(Collected data)
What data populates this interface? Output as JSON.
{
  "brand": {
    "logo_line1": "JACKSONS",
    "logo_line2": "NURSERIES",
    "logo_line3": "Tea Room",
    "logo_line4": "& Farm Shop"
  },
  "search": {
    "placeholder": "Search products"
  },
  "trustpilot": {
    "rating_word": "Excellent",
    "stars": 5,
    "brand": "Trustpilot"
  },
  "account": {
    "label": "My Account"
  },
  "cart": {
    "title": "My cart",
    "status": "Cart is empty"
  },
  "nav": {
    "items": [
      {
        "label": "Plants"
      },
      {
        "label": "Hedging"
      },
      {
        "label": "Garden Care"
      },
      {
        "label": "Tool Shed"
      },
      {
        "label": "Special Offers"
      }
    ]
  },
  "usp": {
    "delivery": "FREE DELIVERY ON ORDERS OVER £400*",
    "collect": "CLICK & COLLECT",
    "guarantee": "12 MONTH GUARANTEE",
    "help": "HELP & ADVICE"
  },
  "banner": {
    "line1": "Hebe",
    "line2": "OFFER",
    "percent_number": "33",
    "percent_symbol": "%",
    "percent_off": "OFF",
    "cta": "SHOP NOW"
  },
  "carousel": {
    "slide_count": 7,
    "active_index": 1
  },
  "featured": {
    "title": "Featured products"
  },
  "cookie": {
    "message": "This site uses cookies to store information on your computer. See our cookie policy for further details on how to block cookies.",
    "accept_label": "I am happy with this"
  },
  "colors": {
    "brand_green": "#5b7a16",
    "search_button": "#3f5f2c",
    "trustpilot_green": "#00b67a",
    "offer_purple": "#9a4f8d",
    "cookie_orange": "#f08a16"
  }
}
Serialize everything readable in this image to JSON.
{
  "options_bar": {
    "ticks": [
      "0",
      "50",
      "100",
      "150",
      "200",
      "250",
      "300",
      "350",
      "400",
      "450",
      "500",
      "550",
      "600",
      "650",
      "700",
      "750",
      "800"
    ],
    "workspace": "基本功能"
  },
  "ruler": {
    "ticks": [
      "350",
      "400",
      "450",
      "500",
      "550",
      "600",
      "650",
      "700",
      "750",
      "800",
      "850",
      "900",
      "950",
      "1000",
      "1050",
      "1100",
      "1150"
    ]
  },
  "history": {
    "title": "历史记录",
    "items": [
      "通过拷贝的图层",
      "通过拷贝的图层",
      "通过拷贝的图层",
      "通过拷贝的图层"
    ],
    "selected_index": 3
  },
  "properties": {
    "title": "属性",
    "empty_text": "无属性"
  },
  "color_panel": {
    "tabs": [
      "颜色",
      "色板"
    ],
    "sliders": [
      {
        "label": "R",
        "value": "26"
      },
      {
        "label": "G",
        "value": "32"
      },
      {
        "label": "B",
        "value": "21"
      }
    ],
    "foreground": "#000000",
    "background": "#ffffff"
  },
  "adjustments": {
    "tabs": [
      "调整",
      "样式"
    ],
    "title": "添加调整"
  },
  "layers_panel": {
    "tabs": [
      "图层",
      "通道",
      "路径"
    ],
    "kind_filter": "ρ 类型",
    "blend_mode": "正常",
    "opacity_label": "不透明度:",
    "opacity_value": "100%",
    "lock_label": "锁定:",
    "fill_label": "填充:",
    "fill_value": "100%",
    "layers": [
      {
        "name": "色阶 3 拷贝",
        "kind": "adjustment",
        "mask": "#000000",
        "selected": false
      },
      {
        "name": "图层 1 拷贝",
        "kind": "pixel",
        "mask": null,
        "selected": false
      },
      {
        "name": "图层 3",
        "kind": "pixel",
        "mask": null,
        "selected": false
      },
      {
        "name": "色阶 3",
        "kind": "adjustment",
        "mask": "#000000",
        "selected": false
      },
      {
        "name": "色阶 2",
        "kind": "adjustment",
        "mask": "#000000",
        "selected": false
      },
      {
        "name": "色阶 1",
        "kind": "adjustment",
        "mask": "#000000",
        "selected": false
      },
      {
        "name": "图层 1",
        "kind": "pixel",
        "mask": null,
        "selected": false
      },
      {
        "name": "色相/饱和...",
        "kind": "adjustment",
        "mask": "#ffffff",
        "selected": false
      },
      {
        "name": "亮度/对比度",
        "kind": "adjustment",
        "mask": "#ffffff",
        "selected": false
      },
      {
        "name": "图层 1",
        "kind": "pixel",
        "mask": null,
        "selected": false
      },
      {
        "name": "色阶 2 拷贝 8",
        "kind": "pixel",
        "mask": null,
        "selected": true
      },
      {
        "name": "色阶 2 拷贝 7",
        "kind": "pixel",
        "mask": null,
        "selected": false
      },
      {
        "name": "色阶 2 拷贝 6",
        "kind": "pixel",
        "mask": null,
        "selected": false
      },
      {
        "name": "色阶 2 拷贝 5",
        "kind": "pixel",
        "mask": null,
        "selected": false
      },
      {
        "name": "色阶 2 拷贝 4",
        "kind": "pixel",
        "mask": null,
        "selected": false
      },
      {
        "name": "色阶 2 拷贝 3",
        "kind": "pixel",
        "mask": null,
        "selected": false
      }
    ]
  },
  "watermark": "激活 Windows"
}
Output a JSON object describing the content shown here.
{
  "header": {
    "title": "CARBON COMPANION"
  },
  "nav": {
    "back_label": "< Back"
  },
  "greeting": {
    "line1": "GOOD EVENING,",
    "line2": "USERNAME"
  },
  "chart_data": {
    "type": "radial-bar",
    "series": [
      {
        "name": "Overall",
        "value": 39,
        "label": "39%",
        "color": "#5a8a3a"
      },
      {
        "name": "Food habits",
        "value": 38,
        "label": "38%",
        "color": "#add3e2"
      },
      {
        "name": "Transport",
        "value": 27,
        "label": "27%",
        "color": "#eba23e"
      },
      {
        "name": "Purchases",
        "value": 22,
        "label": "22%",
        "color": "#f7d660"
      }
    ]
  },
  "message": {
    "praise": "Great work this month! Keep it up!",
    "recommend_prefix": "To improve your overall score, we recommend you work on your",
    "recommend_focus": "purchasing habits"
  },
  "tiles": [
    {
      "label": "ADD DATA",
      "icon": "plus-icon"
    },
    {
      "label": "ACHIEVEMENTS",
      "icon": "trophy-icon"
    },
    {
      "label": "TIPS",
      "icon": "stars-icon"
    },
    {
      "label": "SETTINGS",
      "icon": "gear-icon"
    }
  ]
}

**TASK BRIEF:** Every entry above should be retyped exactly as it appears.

**RESPONSE TO THE EXERCISE:**
What data populates this interface? Output as JSON.
{
  "brand": {
    "logo_line1": "JACKSONS",
    "logo_line2": "NURSERIES",
    "logo_line3": "Tea Room",
    "logo_line4": "& Farm Shop"
  },
  "search": {
    "placeholder": "Search products"
  },
  "trustpilot": {
    "rating_word": "Excellent",
    "stars": 5,
    "brand": "Trustpilot"
  },
  "account": {
    "label": "My Account"
  },
  "cart": {
    "title": "My cart",
    "status": "Cart is empty"
  },
  "nav": {
    "items": [
      {
        "label": "Plants"
      },
      {
        "label": "Hedging"
      },
      {
        "label": "Garden Care"
      },
      {
        "label": "Tool Shed"
      },
      {
        "label": "Special Offers"
      }
    ]
  },
  "usp": {
    "delivery": "FREE DELIVERY ON ORDERS OVER £400*",
    "collect": "CLICK & COLLECT",
    "guarantee": "12 MONTH GUARANTEE",
    "help": "HELP & ADVICE"
  },
  "banner": {
    "line1": "Hebe",
    "line2": "OFFER",
    "percent_number": "33",
    "percent_symbol": "%",
    "percent_off": "OFF",
    "cta": "SHOP NOW"
  },
  "carousel": {
    "slide_count": 7,
    "active_index": 1
  },
  "featured": {
    "title": "Featured products"
  },
  "cookie": {
    "message": "This site uses cookies to store information on your computer. See our cookie policy for further details on how to block cookies.",
    "accept_label": "I am happy with this"
  },
  "colors": {
    "brand_green": "#5b7a16",
    "search_button": "#3f5f2c",
    "trustpilot_green": "#00b67a",
    "offer_purple": "#9a4f8d",
    "cookie_orange": "#f08a16"
  }
}
Serialize everything readable in this image to JSON.
{
  "options_bar": {
    "ticks": [
      "0",
      "50",
      "100",
      "150",
      "200",
      "250",
      "300",
      "350",
      "400",
      "450",
      "500",
      "550",
      "600",
      "650",
      "700",
      "750",
      "800"
    ],
    "workspace": "基本功能"
  },
  "ruler": {
    "ticks": [
      "350",
      "400",
      "450",
      "500",
      "550",
      "600",
      "650",
      "700",
      "750",
      "800",
      "850",
      "900",
      "950",
      "1000",
      "1050",
      "1100",
      "1150"
    ]
  },
  "history": {
    "title": "历史记录",
    "items": [
      "通过拷贝的图层",
      "通过拷贝的图层",
      "通过拷贝的图层",
      "通过拷贝的图层"
    ],
    "selected_index": 3
  },
  "properties": {
    "title": "属性",
    "empty_text": "无属性"
  },
  "color_panel": {
    "tabs": [
      "颜色",
      "色板"
    ],
    "sliders": [
      {
        "label": "R",
        "value": "26"
      },
      {
        "label": "G",
        "value": "32"
      },
      {
        "label": "B",
        "value": "21"
      }
    ],
    "foreground": "#000000",
    "background": "#ffffff"
  },
  "adjustments": {
    "tabs": [
      "调整",
      "样式"
    ],
    "title": "添加调整"
  },
  "layers_panel": {
    "tabs": [
      "图层",
      "通道",
      "路径"
    ],
    "kind_filter": "ρ 类型",
    "blend_mode": "正常",
    "opacity_label": "不透明度:",
    "opacity_value": "100%",
    "lock_label": "锁定:",
    "fill_label": "填充:",
    "fill_value": "100%",
    "layers": [
      {
        "name": "色阶 3 拷贝",
        "kind": "adjustment",
        "mask": "#000000",
        "selected": false
      },
      {
        "name": "图层 1 拷贝",
        "kind": "pixel",
        "mask": null,
        "selected": false
      },
      {
        "name": "图层 3",
        "kind": "pixel",
        "mask": null,
        "selected": false
      },
      {
        "name": "色阶 3",
        "kind": "adjustment",
        "mask": "#000000",
        "selected": false
      },
      {
        "name": "色阶 2",
        "kind": "adjustment",
        "mask": "#000000",
        "selected": false
      },
      {
        "name": "色阶 1",
        "kind": "adjustment",
        "mask": "#000000",
        "selected": false
      },
      {
        "name": "图层 1",
        "kind": "pixel",
        "mask": null,
        "selected": false
      },
      {
        "name": "色相/饱和...",
        "kind": "adjustment",
        "mask": "#ffffff",
        "selected": false
      },
      {
        "name": "亮度/对比度",
        "kind": "adjustment",
        "mask": "#ffffff",
        "selected": false
      },
      {
        "name": "图层 1",
        "kind": "pixel",
        "mask": null,
        "selected": false
      },
      {
        "name": "色阶 2 拷贝 8",
        "kind": "pixel",
        "mask": null,
        "selected": true
      },
      {
        "name": "色阶 2 拷贝 7",
        "kind": "pixel",
        "mask": null,
        "selected": false
      },
      {
        "name": "色阶 2 拷贝 6",
        "kind": "pixel",
        "mask": null,
        "selected": false
      },
      {
        "name": "色阶 2 拷贝 5",
        "kind": "pixel",
        "mask": null,
        "selected": false
      },
      {
        "name": "色阶 2 拷贝 4",
        "kind": "pixel",
        "mask": null,
        "selected": false
      },
      {
        "name": "色阶 2 拷贝 3",
        "kind": "pixel",
        "mask": null,
        "selected": false
      }
    ]
  },
  "watermark": "激活 Windows"
}
Output a JSON object describing the content shown here.
{
  "header": {
    "title": "CARBON COMPANION"
  },
  "nav": {
    "back_label": "< Back"
  },
  "greeting": {
    "line1": "GOOD EVENING,",
    "line2": "USERNAME"
  },
  "chart_data": {
    "type": "radial-bar",
    "series": [
      {
        "name": "Overall",
        "value": 39,
        "label": "39%",
        "color": "#5a8a3a"
      },
      {
        "name": "Food habits",
        "value": 38,
        "label": "38%",
        "color": "#add3e2"
      },
      {
        "name": "Transport",
        "value": 27,
        "label": "27%",
        "color": "#eba23e"
      },
      {
        "name": "Purchases",
        "value": 22,
        "label": "22%",
        "color": "#f7d660"
      }
    ]
  },
  "message": {
    "praise": "Great work this month! Keep it up!",
    "recommend_prefix": "To improve your overall score, we recommend you work on your",
    "recommend_focus": "purchasing habits"
  },
  "tiles": [
    {
      "label": "ADD DATA",
      "icon": "plus-icon"
    },
    {
      "label": "ACHIEVEMENTS",
      "icon": "trophy-icon"
    },
    {
      "label": "TIPS",
      "icon": "stars-icon"
    },
    {
      "label": "SETTINGS",
      "icon": "gear-icon"
    }
  ]
}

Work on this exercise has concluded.